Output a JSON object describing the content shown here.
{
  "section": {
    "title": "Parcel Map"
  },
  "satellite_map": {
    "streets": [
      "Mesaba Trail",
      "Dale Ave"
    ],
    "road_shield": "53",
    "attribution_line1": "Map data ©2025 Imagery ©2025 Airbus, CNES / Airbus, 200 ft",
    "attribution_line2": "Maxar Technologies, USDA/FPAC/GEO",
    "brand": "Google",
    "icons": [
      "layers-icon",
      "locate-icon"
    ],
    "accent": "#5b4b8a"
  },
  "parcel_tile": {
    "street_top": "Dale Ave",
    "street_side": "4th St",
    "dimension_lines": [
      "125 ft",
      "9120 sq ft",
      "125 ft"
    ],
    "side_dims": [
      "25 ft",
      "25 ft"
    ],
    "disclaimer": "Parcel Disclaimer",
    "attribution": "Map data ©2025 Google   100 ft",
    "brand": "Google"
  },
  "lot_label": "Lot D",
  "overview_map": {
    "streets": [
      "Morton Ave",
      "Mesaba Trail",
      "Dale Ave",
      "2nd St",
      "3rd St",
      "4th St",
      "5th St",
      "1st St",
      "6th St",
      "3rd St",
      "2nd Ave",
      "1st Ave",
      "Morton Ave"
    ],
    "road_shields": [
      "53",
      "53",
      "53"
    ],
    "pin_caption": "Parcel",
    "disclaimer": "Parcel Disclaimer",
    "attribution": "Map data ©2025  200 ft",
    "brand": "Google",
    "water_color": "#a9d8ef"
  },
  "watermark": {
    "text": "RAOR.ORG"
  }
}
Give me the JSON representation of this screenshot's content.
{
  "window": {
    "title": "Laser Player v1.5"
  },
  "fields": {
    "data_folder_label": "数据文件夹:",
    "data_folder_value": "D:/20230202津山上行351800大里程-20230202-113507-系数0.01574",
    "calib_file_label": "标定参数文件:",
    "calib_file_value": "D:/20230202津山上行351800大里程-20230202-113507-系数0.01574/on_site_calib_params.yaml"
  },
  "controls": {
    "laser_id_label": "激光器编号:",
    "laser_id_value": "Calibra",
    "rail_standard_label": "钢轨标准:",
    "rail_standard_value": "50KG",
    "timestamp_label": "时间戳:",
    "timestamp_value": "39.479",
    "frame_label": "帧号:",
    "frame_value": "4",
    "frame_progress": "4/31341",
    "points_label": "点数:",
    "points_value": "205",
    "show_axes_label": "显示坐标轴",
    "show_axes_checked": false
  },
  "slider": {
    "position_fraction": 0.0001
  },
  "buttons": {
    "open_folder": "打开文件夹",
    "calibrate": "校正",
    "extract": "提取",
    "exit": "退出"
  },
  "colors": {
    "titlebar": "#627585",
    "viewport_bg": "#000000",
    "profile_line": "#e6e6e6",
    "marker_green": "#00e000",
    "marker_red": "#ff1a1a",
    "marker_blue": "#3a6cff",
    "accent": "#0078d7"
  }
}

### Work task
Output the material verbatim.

### Written answer
Output a JSON object describing the content shown here.
{
  "section": {
    "title": "Parcel Map"
  },
  "satellite_map": {
    "streets": [
      "Mesaba Trail",
      "Dale Ave"
    ],
    "road_shield": "53",
    "attribution_line1": "Map data ©2025 Imagery ©2025 Airbus, CNES / Airbus, 200 ft",
    "attribution_line2": "Maxar Technologies, USDA/FPAC/GEO",
    "brand": "Google",
    "icons": [
      "layers-icon",
      "locate-icon"
    ],
    "accent": "#5b4b8a"
  },
  "parcel_tile": {
    "street_top": "Dale Ave",
    "street_side": "4th St",
    "dimension_lines": [
      "125 ft",
      "9120 sq ft",
      "125 ft"
    ],
    "side_dims": [
      "25 ft",
      "25 ft"
    ],
    "disclaimer": "Parcel Disclaimer",
    "attribution": "Map data ©2025 Google   100 ft",
    "brand": "Google"
  },
  "lot_label": "Lot D",
  "overview_map": {
    "streets": [
      "Morton Ave",
      "Mesaba Trail",
      "Dale Ave",
      "2nd St",
      "3rd St",
      "4th St",
      "5th St",
      "1st St",
      "6th St",
      "3rd St",
      "2nd Ave",
      "1st Ave",
      "Morton Ave"
    ],
    "road_shields": [
      "53",
      "53",
      "53"
    ],
    "pin_caption": "Parcel",
    "disclaimer": "Parcel Disclaimer",
    "attribution": "Map data ©2025  200 ft",
    "brand": "Google",
    "water_color": "#a9d8ef"
  },
  "watermark": {
    "text": "RAOR.ORG"
  }
}
Give me the JSON representation of this screenshot's content.
{
  "window": {
    "title": "Laser Player v1.5"
  },
  "fields": {
    "data_folder_label": "数据文件夹:",
    "data_folder_value": "D:/20230202津山上行351800大里程-20230202-113507-系数0.01574",
    "calib_file_label": "标定参数文件:",
    "calib_file_value": "D:/20230202津山上行351800大里程-20230202-113507-系数0.01574/on_site_calib_params.yaml"
  },
  "controls": {
    "laser_id_label": "激光器编号:",
    "laser_id_value": "Calibra",
    "rail_standard_label": "钢轨标准:",
    "rail_standard_value": "50KG",
    "timestamp_label": "时间戳:",
    "timestamp_value": "39.479",
    "frame_label": "帧号:",
    "frame_value": "4",
    "frame_progress": "4/31341",
    "points_label": "点数:",
    "points_value": "205",
    "show_axes_label": "显示坐标轴",
    "show_axes_checked": false
  },
  "slider": {
    "position_fraction": 0.0001
  },
  "buttons": {
    "open_folder": "打开文件夹",
    "calibrate": "校正",
    "extract": "提取",
    "exit": "退出"
  },
  "colors": {
    "titlebar": "#627585",
    "viewport_bg": "#000000",
    "profile_line": "#e6e6e6",
    "marker_green": "#00e000",
    "marker_red": "#ff1a1a",
    "marker_blue": "#3a6cff",
    "accent": "#0078d7"
  }
}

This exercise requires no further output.